(App and web page records)

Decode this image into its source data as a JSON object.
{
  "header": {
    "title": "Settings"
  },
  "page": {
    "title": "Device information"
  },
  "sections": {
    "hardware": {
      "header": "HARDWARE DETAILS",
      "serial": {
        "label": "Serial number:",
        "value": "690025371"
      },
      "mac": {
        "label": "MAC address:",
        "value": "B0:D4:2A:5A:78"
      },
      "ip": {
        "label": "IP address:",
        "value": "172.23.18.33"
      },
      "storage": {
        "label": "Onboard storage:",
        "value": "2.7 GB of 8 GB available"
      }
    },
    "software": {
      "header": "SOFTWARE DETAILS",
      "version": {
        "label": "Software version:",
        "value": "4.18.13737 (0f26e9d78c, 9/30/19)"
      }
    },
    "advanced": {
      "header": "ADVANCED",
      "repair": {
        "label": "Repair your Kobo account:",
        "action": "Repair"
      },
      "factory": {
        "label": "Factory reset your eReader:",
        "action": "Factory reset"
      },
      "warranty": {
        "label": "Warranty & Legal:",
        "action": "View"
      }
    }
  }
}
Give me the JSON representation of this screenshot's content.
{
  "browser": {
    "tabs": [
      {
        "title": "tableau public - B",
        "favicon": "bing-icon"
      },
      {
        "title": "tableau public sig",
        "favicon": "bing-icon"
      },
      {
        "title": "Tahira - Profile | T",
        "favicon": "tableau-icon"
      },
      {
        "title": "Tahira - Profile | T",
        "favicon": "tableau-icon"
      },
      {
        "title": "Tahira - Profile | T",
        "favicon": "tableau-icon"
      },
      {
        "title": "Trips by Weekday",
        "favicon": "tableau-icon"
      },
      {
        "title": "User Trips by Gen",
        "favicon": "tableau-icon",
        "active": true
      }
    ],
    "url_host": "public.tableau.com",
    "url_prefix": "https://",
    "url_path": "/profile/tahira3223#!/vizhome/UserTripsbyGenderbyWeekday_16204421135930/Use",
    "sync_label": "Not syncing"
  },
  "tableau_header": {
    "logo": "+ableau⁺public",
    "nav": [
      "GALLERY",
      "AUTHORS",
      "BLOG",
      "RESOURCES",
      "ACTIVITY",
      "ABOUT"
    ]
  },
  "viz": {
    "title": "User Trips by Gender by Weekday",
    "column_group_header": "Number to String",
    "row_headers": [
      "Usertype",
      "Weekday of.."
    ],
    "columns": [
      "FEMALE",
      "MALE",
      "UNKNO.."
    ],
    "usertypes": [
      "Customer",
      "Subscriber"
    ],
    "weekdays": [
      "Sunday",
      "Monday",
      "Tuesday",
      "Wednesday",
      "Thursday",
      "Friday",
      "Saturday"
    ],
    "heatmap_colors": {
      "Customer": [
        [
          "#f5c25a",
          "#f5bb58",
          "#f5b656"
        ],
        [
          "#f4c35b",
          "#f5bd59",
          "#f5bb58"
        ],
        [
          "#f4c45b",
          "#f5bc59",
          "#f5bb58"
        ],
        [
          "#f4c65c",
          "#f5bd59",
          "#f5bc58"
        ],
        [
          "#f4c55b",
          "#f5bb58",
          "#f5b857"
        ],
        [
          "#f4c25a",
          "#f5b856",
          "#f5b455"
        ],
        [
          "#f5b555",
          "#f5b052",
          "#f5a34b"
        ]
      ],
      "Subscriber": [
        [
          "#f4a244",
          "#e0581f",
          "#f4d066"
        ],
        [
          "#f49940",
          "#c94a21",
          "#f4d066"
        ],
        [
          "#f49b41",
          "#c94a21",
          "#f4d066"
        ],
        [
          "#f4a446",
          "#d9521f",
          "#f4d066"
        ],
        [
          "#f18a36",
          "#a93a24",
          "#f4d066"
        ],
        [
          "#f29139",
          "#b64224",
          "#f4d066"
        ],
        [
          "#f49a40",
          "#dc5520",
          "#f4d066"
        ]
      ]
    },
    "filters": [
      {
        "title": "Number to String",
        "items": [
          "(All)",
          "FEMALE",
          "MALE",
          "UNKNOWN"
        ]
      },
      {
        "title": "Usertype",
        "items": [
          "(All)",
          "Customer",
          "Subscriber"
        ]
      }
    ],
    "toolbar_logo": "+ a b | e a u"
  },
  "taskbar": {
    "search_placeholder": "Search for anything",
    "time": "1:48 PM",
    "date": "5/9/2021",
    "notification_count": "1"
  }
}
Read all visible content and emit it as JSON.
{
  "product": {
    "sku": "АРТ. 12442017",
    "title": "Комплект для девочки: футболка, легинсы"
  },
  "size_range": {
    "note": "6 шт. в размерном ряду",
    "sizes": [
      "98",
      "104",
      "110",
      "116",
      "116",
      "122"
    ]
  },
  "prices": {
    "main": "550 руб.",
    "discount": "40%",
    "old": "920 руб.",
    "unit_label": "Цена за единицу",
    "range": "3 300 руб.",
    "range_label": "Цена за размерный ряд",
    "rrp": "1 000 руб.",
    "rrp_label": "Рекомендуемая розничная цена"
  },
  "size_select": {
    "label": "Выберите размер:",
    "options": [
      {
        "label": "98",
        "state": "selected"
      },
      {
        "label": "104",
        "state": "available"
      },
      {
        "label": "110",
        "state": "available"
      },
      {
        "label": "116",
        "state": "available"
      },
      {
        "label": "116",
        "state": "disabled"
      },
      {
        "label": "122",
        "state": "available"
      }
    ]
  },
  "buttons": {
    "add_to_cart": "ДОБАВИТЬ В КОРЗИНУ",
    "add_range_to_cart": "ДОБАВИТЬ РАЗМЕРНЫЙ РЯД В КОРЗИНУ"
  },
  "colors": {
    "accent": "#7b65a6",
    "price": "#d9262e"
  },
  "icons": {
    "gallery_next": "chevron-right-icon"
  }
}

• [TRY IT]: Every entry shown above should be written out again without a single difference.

• [SOLUTION FOR THIS PROBLEM]:
Decode this image into its source data as a JSON object.
{
  "header": {
    "title": "Settings"
  },
  "page": {
    "title": "Device information"
  },
  "sections": {
    "hardware": {
      "header": "HARDWARE DETAILS",
      "serial": {
        "label": "Serial number:",
        "value": "690025371"
      },
      "mac": {
        "label": "MAC address:",
        "value": "B0:D4:2A:5A:78"
      },
      "ip": {
        "label": "IP address:",
        "value": "172.23.18.33"
      },
      "storage": {
        "label": "Onboard storage:",
        "value": "2.7 GB of 8 GB available"
      }
    },
    "software": {
      "header": "SOFTWARE DETAILS",
      "version": {
        "label": "Software version:",
        "value": "4.18.13737 (0f26e9d78c, 9/30/19)"
      }
    },
    "advanced": {
      "header": "ADVANCED",
      "repair": {
        "label": "Repair your Kobo account:",
        "action": "Repair"
      },
      "factory": {
        "label": "Factory reset your eReader:",
        "action": "Factory reset"
      },
      "warranty": {
        "label": "Warranty & Legal:",
        "action": "View"
      }
    }
  }
}
Give me the JSON representation of this screenshot's content.
{
  "browser": {
    "tabs": [
      {
        "title": "tableau public - B",
        "favicon": "bing-icon"
      },
      {
        "title": "tableau public sig",
        "favicon": "bing-icon"
      },
      {
        "title": "Tahira - Profile | T",
        "favicon": "tableau-icon"
      },
      {
        "title": "Tahira - Profile | T",
        "favicon": "tableau-icon"
      },
      {
        "title": "Tahira - Profile | T",
        "favicon": "tableau-icon"
      },
      {
        "title": "Trips by Weekday",
        "favicon": "tableau-icon"
      },
      {
        "title": "User Trips by Gen",
        "favicon": "tableau-icon",
        "active": true
      }
    ],
    "url_host": "public.tableau.com",
    "url_prefix": "https://",
    "url_path": "/profile/tahira3223#!/vizhome/UserTripsbyGenderbyWeekday_16204421135930/Use",
    "sync_label": "Not syncing"
  },
  "tableau_header": {
    "logo": "+ableau⁺public",
    "nav": [
      "GALLERY",
      "AUTHORS",
      "BLOG",
      "RESOURCES",
      "ACTIVITY",
      "ABOUT"
    ]
  },
  "viz": {
    "title": "User Trips by Gender by Weekday",
    "column_group_header": "Number to String",
    "row_headers": [
      "Usertype",
      "Weekday of.."
    ],
    "columns": [
      "FEMALE",
      "MALE",
      "UNKNO.."
    ],
    "usertypes": [
      "Customer",
      "Subscriber"
    ],
    "weekdays": [
      "Sunday",
      "Monday",
      "Tuesday",
      "Wednesday",
      "Thursday",
      "Friday",
      "Saturday"
    ],
    "heatmap_colors": {
      "Customer": [
        [
          "#f5c25a",
          "#f5bb58",
          "#f5b656"
        ],
        [
          "#f4c35b",
          "#f5bd59",
          "#f5bb58"
        ],
        [
          "#f4c45b",
          "#f5bc59",
          "#f5bb58"
        ],
        [
          "#f4c65c",
          "#f5bd59",
          "#f5bc58"
        ],
        [
          "#f4c55b",
          "#f5bb58",
          "#f5b857"
        ],
        [
          "#f4c25a",
          "#f5b856",
          "#f5b455"
        ],
        [
          "#f5b555",
          "#f5b052",
          "#f5a34b"
        ]
      ],
      "Subscriber": [
        [
          "#f4a244",
          "#e0581f",
          "#f4d066"
        ],
        [
          "#f49940",
          "#c94a21",
          "#f4d066"
        ],
        [
          "#f49b41",
          "#c94a21",
          "#f4d066"
        ],
        [
          "#f4a446",
          "#d9521f",
          "#f4d066"
        ],
        [
          "#f18a36",
          "#a93a24",
          "#f4d066"
        ],
        [
          "#f29139",
          "#b64224",
          "#f4d066"
        ],
        [
          "#f49a40",
          "#dc5520",
          "#f4d066"
        ]
      ]
    },
    "filters": [
      {
        "title": "Number to String",
        "items": [
          "(All)",
          "FEMALE",
          "MALE",
          "UNKNOWN"
        ]
      },
      {
        "title": "Usertype",
        "items": [
          "(All)",
          "Customer",
          "Subscriber"
        ]
      }
    ],
    "toolbar_logo": "+ a b | e a u"
  },
  "taskbar": {
    "search_placeholder": "Search for anything",
    "time": "1:48 PM",
    "date": "5/9/2021",
    "notification_count": "1"
  }
}
Read all visible content and emit it as JSON.
{
  "product": {
    "sku": "АРТ. 12442017",
    "title": "Комплект для девочки: футболка, легинсы"
  },
  "size_range": {
    "note": "6 шт. в размерном ряду",
    "sizes": [
      "98",
      "104",
      "110",
      "116",
      "116",
      "122"
    ]
  },
  "prices": {
    "main": "550 руб.",
    "discount": "40%",
    "old": "920 руб.",
    "unit_label": "Цена за единицу",
    "range": "3 300 руб.",
    "range_label": "Цена за размерный ряд",
    "rrp": "1 000 руб.",
    "rrp_label": "Рекомендуемая розничная цена"
  },
  "size_select": {
    "label": "Выберите размер:",
    "options": [
      {
        "label": "98",
        "state": "selected"
      },
      {
        "label": "104",
        "state": "available"
      },
      {
        "label": "110",
        "state": "available"
      },
      {
        "label": "116",
        "state": "available"
      },
      {
        "label": "116",
        "state": "disabled"
      },
      {
        "label": "122",
        "state": "available"
      }
    ]
  },
  "buttons": {
    "add_to_cart": "ДОБАВИТЬ В КОРЗИНУ",
    "add_range_to_cart": "ДОБАВИТЬ РАЗМЕРНЫЙ РЯД В КОРЗИНУ"
  },
  "colors": {
    "accent": "#7b65a6",
    "price": "#d9262e"
  },
  "icons": {
    "gallery_next": "chevron-right-icon"
  }
}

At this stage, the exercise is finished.